By MARIA INES ZAMUDIO
The Salinas Californian
July 15, 2008
About 140 members of the U.S. Air Force and Army National Guard have set up a tent city at the Salinas Municipal Airport this week for disaster-response training. The goal is to improve how the military conducts humanitarian relief efforts, both domestically and abroad, said Col. Phil Miller of the Kentucky National Guard. The Salinas airport is one of five airfields in Central California where the military is conducting simultaneous training exercises, Miller said. In Salinas, the group is acting as first responders to an 8.2 earthquake tsunami that has hit a country called “Califon” and left more than 10,000 casualties. The exercise includes providing around-the-clock air and ground support for numerous C-130 and C-17 aircraft, which will be heard flying over Salinas this week.
“We’re getting ready for a Katrina-like disaster,” said Col. Matt Yotter, who runs the C-17 unit. “If we are ever called to a natural disaster, we’ll be ready and effective.”
The Salinas training involves members of the Travis Air Force Base 572nd Contingency Response Group working alongside their counterparts from the Louisville, Ky.-based 123rd Contingency Response Group with the Kentucky Air National Guard.
The other training locations include the Travis AFB, Schoonover Field in San Luis Obispo, Paso Robles Municipal Airport and Castle Field in Merced.
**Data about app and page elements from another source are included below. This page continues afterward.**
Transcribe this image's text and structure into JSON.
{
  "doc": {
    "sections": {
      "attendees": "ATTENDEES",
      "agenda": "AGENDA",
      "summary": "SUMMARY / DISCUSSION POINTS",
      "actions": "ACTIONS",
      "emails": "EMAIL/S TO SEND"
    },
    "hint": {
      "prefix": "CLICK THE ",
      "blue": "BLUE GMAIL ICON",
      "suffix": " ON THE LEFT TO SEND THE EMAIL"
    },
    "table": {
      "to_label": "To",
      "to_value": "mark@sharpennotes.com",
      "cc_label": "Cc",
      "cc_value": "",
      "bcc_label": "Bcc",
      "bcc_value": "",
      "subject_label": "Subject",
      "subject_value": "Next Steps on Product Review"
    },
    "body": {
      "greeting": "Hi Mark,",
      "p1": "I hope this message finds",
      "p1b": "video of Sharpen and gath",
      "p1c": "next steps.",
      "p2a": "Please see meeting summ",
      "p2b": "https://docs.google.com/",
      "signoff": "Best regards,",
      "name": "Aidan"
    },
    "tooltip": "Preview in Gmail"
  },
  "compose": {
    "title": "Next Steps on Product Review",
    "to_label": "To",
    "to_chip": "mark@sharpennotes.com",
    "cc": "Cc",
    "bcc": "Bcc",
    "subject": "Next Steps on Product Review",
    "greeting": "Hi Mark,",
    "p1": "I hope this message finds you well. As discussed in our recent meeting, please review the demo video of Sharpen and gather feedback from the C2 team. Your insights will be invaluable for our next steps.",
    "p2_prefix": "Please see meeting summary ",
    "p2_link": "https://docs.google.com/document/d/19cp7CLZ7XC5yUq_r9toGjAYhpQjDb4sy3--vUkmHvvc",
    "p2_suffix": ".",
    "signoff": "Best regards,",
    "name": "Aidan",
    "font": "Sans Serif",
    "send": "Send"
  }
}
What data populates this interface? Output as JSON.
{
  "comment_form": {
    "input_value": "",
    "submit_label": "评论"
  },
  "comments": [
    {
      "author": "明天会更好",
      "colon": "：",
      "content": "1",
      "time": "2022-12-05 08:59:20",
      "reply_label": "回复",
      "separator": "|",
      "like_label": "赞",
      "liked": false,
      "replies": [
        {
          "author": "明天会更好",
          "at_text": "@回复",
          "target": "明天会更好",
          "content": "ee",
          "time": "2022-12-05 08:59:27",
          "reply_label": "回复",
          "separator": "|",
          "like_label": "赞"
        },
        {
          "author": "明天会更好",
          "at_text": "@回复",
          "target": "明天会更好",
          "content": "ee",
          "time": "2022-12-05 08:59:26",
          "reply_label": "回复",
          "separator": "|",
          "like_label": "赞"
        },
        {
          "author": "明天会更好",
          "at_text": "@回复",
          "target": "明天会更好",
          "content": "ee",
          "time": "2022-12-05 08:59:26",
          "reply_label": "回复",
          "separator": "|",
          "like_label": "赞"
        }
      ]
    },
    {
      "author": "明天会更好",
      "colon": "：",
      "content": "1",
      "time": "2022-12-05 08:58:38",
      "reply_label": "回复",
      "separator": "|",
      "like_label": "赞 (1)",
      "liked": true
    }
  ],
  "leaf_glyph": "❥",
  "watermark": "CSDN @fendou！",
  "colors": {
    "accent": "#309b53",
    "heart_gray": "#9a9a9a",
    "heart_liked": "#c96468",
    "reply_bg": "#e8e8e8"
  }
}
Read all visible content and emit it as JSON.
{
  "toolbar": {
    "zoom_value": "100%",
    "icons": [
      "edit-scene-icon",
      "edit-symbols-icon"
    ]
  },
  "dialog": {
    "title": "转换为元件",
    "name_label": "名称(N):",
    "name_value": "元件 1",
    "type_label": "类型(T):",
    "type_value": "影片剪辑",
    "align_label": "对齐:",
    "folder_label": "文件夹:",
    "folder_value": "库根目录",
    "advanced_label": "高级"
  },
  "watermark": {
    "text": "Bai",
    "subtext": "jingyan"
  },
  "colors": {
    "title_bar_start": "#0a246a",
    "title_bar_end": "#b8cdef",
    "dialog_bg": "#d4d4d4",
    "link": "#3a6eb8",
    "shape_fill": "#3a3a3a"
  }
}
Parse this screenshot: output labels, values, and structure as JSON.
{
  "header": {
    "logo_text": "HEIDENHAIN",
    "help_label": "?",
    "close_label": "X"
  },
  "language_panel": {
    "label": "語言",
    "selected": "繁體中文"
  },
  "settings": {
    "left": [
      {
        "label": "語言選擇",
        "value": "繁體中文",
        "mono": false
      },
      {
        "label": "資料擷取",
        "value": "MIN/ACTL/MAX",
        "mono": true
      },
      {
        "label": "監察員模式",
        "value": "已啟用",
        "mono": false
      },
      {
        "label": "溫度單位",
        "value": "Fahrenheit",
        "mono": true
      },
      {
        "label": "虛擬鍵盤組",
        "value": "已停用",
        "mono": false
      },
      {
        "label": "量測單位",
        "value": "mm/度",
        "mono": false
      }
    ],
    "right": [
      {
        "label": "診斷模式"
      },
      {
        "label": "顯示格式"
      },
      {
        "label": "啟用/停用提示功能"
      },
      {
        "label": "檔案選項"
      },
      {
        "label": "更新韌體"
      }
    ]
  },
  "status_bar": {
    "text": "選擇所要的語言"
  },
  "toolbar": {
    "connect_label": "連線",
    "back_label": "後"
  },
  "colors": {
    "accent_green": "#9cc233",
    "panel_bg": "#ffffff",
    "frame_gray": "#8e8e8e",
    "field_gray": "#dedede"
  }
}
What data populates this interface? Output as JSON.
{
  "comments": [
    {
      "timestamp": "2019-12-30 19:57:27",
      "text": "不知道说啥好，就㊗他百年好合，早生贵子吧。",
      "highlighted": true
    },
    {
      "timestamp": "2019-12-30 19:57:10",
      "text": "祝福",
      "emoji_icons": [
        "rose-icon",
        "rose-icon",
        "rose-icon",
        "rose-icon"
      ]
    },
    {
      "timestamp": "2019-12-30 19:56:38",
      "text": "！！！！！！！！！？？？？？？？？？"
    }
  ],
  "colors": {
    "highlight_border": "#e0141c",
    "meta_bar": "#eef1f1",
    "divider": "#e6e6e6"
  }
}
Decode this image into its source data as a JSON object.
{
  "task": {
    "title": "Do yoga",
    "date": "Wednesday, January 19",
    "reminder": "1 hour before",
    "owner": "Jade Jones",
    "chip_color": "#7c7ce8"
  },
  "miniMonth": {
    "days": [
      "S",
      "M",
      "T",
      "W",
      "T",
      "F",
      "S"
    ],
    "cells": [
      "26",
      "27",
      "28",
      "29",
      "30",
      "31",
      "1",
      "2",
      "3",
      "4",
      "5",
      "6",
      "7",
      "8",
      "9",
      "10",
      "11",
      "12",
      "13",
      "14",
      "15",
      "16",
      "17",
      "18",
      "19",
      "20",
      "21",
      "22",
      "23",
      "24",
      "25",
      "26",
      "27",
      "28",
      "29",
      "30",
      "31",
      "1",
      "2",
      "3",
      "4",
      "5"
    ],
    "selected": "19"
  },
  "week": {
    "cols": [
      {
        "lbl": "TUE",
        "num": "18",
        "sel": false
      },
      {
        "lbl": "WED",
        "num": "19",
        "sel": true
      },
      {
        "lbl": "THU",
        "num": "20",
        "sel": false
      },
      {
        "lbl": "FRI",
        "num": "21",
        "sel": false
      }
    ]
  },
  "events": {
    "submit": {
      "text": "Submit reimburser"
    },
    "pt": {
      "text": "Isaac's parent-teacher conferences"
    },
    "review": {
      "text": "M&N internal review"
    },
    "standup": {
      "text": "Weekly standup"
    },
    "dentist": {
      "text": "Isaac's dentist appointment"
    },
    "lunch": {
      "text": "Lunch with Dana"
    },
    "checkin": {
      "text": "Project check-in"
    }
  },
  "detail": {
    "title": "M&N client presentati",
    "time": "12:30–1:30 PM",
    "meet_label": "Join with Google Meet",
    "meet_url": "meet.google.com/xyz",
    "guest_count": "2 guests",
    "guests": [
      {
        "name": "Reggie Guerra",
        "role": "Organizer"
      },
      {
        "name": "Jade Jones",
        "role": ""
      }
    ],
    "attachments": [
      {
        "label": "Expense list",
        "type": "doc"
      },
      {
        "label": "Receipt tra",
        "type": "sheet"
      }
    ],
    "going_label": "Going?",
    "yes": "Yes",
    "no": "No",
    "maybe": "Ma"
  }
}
All told, more than 1,000 members of the military are participating in the training, which includes 20 aircraft.
This is the only major Air Force contingency response exercise on the West Coast so far this year, Miller said.
“It is important to stay current,” said Sgt. Larry Burba of Kentucky, who was helping a group build a shower tent Monday. “This training helps us know what to do in case of an emergency, which could potentially save lives.”